"If people believe this is a cynical ploy to harvest all these votes that surely are going to be Labour, I don’t believe those votes are naturally anybody’s," he says. "I believe you’ve got to work for them in the way you’ve got to work for any vote."
Tory MP Sir Peter Bottomley, a long-time champion of votes at 16, is backing McMahon’s bill. He told BuzzFeed News that it wasn’t a party political issue, adding: "In a few years' time when it's come in, people will wonder why it was delayed."
Sarah Wollaston, the Tory chair of the health committee, also supports the move but told us she would not be able to make the debate. Back in 2015, she wrote in a pamphlet for the Tory Reform Group: "Embracing a change in the voting age is an important way to rebalance the consequences of demographic change and address the harmful effects of political disengagement."
Interestingly, the foreword to that pamphlet was written by Damian Green, now number two to prime minister Theresa May. He wrote then that the matter was worthy of "serious consideration".
"In purely party terms it is important for Conservatives to demonstrate to young people, many of whom share our values, that we take their opinions seriously," Green said. "Supporting a reduction in the voting age would be a dramatic way of doing that."
But May has since ruled it out, and a Cabinet Office spokesperson told BuzzFeed News: "The government has no plans to lower the voting age. The age of 18, not 16, is widely recognised as the age at which one becomes an adult. Full citizenship rights – from drinking, to betting, to voting – should be gained at adulthood."
The reality is that McMahon will struggle to win over many supportive Tory MPs who are now on the government payroll – as parliamentary aides and ministers – and unable to publicly side with Labour.

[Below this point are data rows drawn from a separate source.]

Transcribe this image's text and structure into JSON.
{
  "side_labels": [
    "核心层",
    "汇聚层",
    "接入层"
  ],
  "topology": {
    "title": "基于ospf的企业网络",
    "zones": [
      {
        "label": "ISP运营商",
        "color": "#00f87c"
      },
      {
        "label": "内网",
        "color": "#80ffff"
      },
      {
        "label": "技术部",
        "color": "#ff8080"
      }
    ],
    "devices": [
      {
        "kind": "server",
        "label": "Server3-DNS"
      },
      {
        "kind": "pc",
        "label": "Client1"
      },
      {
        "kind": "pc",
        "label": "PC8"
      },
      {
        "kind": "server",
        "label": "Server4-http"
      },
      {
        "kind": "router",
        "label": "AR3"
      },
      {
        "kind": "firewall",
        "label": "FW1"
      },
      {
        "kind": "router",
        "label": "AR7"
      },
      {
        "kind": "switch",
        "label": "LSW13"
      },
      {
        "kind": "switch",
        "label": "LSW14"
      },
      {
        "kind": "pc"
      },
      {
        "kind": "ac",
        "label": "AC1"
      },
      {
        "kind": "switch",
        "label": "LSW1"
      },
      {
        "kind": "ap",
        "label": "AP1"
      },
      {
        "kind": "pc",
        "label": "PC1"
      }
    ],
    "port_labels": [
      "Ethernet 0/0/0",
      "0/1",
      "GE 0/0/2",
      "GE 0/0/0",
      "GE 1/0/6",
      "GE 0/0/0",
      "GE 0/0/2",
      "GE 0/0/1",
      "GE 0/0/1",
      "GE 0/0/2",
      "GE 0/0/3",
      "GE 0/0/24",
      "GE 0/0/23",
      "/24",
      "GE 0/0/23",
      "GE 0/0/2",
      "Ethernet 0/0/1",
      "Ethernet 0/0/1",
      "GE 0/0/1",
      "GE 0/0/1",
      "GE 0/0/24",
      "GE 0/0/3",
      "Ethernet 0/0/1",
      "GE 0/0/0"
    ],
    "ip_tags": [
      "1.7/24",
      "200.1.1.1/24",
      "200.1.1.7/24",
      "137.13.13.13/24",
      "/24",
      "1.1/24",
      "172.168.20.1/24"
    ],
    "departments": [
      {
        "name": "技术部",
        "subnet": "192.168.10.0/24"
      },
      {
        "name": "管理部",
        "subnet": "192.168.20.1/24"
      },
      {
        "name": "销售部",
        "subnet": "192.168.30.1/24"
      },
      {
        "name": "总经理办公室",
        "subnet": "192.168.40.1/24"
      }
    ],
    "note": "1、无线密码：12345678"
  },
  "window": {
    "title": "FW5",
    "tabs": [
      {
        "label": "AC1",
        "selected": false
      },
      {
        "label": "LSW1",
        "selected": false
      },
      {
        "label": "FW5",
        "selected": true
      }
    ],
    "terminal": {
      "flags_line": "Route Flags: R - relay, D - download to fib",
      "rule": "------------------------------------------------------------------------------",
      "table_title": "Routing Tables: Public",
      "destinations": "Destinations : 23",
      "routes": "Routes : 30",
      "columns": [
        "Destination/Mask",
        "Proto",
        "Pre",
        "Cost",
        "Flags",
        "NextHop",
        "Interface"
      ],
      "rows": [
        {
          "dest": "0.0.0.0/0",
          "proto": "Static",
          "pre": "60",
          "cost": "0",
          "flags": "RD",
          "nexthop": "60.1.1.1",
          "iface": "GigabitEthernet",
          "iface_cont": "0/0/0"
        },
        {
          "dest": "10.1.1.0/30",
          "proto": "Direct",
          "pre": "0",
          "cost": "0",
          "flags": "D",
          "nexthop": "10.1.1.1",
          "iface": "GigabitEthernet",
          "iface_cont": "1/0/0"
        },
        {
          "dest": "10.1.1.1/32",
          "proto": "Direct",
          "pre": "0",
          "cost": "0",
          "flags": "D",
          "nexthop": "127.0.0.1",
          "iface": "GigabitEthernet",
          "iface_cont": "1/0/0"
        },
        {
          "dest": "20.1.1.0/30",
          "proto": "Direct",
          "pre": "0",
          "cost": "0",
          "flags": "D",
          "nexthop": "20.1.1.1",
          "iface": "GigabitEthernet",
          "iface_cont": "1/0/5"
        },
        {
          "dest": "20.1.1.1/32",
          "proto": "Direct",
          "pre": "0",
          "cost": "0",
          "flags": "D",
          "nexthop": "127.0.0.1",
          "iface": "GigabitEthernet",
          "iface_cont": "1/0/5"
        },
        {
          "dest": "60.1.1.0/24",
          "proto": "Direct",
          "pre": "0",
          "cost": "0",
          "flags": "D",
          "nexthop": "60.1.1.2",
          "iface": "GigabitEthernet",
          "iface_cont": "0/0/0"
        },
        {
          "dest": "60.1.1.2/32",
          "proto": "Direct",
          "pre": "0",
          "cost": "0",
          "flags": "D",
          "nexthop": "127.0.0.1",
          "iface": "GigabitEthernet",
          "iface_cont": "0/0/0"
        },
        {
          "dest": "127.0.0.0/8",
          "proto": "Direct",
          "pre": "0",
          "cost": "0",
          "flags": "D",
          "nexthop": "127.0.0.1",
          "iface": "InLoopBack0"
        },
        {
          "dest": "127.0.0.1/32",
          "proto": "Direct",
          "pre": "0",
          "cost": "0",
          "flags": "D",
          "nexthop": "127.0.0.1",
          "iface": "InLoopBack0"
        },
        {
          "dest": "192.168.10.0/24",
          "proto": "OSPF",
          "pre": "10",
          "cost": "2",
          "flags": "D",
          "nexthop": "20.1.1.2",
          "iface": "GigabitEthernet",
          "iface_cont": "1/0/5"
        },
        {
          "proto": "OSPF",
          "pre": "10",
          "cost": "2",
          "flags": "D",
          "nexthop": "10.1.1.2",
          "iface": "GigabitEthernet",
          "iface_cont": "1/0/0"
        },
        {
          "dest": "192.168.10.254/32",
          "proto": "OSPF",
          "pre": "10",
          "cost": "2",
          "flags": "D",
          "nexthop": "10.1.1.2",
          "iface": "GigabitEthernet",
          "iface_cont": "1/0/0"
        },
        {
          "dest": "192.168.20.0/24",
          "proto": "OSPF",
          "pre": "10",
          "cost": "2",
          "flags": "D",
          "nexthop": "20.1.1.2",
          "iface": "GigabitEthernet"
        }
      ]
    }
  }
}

One such MP told us they were trying to convince the government to change tack and “make a big offer to young people”. Yet with the Conservatives failing to win an overall majority in the last election, the “dinosaurs in the party won’t have it” because they fear they will lose their seat in the next election.
McMahon’s big hope is that once you get 16-year-olds registered to vote, they will carry on voting throughout their lives. The Electoral Reform Society says that evidence from the Scottish independence referendum and from Austria, where the voting age has been lowered, shows that 16- and 17-year-olds have higher rates of turnout than 18-to-24-year-olds.
The Commons chamber on a Friday is usually sparsely attended. But this Friday will see McMahon surrounded by a big crowd of Labour MPs, with Corbyn sitting on the front bench in support.
“It’s not in our gift to get to a vote but I think when the Speaker sees the number of people there, they ought to be conscious of the commitment people have made in taking that Friday out of the constituency,” McMahon says.
“The more you think about the Brexit vote, the people who will be most affected by that will be the young people who are growing up, starting families and getting jobs and trying to buy a house – hugely affected by decisions we make today – and I think it’s important we give them a voice.”